§ Task to complete
Go through the records and report each line holding the string "true".

§ The data
=== Begin Enclosure ===
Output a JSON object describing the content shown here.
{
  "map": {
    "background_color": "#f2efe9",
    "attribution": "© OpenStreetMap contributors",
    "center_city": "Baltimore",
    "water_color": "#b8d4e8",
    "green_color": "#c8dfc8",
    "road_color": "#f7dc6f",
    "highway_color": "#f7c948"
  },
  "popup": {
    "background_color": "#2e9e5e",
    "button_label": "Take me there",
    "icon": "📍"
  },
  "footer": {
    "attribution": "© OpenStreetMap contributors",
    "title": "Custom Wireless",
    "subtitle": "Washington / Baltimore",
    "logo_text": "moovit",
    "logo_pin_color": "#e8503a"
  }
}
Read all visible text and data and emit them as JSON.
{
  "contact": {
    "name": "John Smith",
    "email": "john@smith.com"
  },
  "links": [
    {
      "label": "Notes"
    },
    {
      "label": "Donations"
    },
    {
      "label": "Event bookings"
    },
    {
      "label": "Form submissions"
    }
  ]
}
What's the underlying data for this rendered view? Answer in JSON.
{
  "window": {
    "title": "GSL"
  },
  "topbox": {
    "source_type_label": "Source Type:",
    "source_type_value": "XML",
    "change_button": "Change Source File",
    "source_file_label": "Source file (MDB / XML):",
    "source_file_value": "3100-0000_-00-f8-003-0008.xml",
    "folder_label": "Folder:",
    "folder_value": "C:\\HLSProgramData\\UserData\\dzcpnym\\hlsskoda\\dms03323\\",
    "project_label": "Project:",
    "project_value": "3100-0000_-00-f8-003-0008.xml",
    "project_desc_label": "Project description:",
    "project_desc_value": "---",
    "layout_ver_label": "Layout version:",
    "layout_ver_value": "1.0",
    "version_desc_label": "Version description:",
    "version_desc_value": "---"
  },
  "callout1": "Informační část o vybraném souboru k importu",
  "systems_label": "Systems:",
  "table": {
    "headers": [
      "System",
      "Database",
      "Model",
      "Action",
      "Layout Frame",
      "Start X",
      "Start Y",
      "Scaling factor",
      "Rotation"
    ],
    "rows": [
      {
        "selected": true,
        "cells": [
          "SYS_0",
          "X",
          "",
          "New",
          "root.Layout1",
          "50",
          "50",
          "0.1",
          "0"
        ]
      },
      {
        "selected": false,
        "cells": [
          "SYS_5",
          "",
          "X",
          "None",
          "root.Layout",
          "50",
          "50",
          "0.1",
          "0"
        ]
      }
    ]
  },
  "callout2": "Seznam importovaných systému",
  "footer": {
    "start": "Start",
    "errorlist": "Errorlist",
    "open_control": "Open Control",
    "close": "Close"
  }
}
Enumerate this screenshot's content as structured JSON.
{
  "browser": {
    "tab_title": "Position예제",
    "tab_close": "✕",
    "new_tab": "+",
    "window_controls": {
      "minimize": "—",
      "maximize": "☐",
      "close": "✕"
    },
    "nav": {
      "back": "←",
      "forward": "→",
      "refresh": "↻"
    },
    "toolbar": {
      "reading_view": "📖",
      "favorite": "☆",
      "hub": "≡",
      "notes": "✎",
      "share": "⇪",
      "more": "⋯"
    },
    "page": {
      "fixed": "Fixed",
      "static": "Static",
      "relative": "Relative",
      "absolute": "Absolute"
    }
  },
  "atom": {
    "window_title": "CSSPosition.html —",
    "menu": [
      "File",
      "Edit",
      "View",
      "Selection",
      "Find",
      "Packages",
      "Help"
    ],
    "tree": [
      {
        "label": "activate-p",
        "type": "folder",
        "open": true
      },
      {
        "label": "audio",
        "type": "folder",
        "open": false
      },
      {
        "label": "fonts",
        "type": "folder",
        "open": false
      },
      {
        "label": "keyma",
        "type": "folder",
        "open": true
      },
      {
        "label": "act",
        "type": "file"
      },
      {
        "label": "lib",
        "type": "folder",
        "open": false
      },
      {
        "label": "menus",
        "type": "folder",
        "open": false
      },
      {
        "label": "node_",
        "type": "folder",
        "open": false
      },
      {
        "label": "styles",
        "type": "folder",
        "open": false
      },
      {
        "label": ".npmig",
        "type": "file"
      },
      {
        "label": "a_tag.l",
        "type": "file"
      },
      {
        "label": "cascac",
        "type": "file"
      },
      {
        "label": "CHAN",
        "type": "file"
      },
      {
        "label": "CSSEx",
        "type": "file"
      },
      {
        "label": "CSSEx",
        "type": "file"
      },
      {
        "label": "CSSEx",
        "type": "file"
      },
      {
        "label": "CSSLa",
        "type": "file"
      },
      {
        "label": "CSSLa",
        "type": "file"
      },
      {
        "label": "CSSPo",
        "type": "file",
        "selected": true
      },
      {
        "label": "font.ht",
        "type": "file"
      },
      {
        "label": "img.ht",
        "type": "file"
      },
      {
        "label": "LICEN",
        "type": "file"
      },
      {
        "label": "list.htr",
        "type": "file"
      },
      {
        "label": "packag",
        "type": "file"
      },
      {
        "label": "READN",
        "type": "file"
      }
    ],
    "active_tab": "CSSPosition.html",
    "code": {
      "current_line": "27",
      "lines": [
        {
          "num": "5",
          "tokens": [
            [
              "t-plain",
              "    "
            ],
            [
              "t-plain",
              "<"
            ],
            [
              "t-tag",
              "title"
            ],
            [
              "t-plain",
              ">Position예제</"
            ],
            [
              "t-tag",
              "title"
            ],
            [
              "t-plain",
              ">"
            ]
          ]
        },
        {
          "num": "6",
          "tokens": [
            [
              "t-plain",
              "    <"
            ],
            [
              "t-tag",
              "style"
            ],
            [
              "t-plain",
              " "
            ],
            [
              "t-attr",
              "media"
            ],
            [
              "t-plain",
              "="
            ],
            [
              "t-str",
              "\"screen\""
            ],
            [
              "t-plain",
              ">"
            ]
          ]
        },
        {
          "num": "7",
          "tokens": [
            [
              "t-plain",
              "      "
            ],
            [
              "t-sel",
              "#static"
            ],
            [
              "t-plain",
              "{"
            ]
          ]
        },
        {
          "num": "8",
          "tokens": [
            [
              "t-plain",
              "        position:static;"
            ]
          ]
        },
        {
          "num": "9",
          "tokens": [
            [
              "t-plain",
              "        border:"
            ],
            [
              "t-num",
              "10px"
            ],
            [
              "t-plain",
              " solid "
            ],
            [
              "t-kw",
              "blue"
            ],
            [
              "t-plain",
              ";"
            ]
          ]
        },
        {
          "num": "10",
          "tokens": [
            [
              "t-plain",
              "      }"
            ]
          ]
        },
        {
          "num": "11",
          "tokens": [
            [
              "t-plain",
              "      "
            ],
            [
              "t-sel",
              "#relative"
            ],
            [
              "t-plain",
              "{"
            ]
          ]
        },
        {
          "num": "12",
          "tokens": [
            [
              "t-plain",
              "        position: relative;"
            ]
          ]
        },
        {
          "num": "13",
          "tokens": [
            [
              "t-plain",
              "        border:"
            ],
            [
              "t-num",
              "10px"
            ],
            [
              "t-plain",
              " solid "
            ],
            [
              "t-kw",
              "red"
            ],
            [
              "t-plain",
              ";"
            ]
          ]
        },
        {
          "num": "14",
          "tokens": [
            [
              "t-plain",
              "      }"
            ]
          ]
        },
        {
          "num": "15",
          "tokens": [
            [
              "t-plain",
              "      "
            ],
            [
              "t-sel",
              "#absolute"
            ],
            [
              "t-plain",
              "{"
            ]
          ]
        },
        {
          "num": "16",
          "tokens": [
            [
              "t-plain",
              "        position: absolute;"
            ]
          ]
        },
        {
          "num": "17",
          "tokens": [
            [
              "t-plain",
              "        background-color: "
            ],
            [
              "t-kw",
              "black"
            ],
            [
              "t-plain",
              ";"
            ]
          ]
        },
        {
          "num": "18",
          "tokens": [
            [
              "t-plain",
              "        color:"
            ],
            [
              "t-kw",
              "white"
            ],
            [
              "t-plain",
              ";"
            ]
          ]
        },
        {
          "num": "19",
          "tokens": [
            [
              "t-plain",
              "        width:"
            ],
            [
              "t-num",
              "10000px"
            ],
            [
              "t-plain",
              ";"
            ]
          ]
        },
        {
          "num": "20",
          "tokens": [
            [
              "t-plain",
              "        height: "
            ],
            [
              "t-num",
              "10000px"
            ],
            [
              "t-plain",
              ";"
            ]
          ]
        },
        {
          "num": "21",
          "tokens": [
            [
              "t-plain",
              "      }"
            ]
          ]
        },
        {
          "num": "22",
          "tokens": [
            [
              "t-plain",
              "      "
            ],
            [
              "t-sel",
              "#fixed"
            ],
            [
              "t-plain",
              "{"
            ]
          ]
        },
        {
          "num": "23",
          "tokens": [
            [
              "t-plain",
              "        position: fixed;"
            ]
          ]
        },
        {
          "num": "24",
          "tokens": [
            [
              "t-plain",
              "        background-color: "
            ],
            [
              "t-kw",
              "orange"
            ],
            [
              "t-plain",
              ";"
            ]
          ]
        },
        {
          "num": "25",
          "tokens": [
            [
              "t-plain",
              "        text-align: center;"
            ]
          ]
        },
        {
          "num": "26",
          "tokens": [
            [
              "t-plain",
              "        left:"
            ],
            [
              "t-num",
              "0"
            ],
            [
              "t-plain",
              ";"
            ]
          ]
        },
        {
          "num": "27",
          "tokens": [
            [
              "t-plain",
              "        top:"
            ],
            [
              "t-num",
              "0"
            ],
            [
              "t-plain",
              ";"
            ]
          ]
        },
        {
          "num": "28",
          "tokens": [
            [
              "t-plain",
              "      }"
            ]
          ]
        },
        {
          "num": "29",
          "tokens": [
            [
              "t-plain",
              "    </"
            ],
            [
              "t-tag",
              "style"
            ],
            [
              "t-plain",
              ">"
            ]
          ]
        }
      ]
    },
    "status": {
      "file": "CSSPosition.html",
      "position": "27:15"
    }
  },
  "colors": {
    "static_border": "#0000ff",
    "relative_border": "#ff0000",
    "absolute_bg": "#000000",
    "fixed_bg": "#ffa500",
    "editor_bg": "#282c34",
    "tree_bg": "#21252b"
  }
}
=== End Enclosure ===
§ Response
        "selected": true,
        "open": true
        "open": true
        "selected": true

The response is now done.